The "Cloaking Device", as Pendry calls it, is rendered invisible in all light spectrums when power is applied. "It's bloody amazing!" exclaimed a sexually excited Prime Minister John Major. "Let's see those camel jockeys take out a convoy they can't see! Damn, was the mic on?" The next step will be to restore the device to visibility.
Potential applications such as battlefield camoflage, hide and go seek, and surrepticious enema delivery, have brought the military calling on Pendry, but his breakthrough comes at a high energy cost. Sponsored by Duracell, the test system consumes 1,911 million Watts, requiring 98 million D cell batteries.
An embarrassed Pendry then told reporters a tale of woe. "We went around the corner to a Chip Shop for a little gnosh, when I realized I'd left the power to the device on." They rushed back, only to find the device had permanently disappeared.
The device, essentially a blanket, works through making light flow like water around an object. Unfortunately, after Pendry turned on the device and went to lunch, he forgot where he put it. Pendry stated he would continue to look for it, but had no idea where he left it.

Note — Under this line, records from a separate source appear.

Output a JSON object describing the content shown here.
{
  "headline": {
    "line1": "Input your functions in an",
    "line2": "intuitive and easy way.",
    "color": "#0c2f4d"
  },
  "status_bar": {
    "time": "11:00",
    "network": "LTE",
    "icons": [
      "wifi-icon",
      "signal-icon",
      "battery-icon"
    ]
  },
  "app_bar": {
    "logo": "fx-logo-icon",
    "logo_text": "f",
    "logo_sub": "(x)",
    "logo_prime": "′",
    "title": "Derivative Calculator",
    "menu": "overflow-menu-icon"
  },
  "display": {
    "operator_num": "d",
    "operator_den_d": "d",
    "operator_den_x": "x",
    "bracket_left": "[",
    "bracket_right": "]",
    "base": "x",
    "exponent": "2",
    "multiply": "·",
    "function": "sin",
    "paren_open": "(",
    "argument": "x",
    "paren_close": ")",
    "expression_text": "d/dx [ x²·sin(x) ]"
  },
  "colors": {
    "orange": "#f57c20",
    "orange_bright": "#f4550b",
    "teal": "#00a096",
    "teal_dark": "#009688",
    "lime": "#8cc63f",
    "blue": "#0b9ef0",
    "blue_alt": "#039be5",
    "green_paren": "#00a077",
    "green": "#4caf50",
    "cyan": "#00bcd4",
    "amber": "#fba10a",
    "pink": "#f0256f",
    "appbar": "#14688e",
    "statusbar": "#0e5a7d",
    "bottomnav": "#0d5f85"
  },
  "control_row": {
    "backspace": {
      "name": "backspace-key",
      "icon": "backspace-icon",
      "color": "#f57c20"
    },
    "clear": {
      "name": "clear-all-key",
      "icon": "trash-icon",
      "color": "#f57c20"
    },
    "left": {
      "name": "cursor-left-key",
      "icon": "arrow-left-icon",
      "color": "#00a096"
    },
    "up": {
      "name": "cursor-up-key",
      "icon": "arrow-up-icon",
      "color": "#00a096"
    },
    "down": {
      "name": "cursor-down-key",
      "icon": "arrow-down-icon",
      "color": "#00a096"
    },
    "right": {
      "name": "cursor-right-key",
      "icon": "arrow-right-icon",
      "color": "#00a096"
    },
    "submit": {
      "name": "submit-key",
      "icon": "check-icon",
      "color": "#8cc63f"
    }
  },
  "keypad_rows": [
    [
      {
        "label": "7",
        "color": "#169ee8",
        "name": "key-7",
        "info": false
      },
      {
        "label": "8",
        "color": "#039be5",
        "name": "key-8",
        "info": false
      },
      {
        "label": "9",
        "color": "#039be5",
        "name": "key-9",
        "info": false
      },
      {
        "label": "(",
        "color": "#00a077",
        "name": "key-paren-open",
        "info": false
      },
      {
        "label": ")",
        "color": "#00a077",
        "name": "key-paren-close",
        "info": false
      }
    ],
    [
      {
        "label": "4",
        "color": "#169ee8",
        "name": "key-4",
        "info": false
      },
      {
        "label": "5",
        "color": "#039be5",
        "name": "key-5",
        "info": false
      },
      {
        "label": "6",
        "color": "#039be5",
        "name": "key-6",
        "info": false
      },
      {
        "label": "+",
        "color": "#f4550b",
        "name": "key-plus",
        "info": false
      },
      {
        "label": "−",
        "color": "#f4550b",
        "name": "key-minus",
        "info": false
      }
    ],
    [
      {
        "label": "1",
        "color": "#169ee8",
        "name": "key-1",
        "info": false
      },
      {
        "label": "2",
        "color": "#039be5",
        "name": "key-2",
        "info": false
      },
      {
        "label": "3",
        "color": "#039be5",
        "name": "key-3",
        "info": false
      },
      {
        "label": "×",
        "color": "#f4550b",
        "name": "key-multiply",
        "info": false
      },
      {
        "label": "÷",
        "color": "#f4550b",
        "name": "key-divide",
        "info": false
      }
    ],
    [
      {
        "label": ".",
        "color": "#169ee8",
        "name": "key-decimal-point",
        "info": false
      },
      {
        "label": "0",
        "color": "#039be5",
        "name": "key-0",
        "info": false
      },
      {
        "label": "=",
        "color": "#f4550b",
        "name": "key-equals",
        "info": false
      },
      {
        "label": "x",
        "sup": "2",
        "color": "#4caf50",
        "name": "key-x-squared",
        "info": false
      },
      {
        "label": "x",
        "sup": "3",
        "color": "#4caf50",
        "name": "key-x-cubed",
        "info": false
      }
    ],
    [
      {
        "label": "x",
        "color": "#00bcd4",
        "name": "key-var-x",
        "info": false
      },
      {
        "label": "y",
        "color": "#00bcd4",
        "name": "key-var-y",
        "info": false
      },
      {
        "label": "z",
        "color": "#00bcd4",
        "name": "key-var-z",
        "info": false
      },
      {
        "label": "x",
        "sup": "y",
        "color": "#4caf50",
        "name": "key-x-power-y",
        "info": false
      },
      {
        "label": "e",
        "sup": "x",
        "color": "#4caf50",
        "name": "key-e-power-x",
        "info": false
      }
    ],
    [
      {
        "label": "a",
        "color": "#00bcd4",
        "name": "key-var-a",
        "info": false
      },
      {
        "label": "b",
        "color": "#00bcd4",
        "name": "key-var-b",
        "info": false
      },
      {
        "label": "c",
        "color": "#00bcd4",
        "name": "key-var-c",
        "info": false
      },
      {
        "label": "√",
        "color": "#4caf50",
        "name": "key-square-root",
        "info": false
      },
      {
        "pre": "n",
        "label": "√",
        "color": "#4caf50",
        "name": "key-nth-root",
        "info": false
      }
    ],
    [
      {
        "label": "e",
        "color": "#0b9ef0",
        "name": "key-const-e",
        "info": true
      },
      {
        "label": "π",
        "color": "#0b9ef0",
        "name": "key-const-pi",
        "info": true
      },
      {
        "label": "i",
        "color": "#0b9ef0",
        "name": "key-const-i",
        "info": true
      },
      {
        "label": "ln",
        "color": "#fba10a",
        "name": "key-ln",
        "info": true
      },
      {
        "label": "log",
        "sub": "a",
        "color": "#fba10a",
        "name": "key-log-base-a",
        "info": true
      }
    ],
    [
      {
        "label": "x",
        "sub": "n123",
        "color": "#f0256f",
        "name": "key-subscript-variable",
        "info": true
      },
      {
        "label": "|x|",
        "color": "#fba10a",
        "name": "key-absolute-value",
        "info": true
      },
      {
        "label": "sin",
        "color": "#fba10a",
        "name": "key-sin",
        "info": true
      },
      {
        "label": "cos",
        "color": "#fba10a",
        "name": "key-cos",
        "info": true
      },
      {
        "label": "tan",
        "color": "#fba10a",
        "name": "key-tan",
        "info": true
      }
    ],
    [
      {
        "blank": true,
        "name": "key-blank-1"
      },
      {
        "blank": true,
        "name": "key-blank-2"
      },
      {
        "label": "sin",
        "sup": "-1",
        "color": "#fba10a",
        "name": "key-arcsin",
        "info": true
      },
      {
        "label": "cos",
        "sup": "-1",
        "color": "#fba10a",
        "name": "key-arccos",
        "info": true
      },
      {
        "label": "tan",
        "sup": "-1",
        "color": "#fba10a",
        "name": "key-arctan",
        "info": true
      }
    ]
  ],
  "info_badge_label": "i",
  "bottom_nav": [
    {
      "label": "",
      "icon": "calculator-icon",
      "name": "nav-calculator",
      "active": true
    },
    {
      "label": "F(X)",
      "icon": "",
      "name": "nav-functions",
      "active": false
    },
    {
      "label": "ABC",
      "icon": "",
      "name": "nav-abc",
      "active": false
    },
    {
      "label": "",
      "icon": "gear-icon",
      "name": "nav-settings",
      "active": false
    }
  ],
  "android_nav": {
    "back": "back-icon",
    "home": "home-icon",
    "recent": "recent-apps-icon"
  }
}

- Adm. Erik "Pearl" von Daniken (Ret.) "Now you see it, now you don't, still you don't see it". BBC News, May 27,2006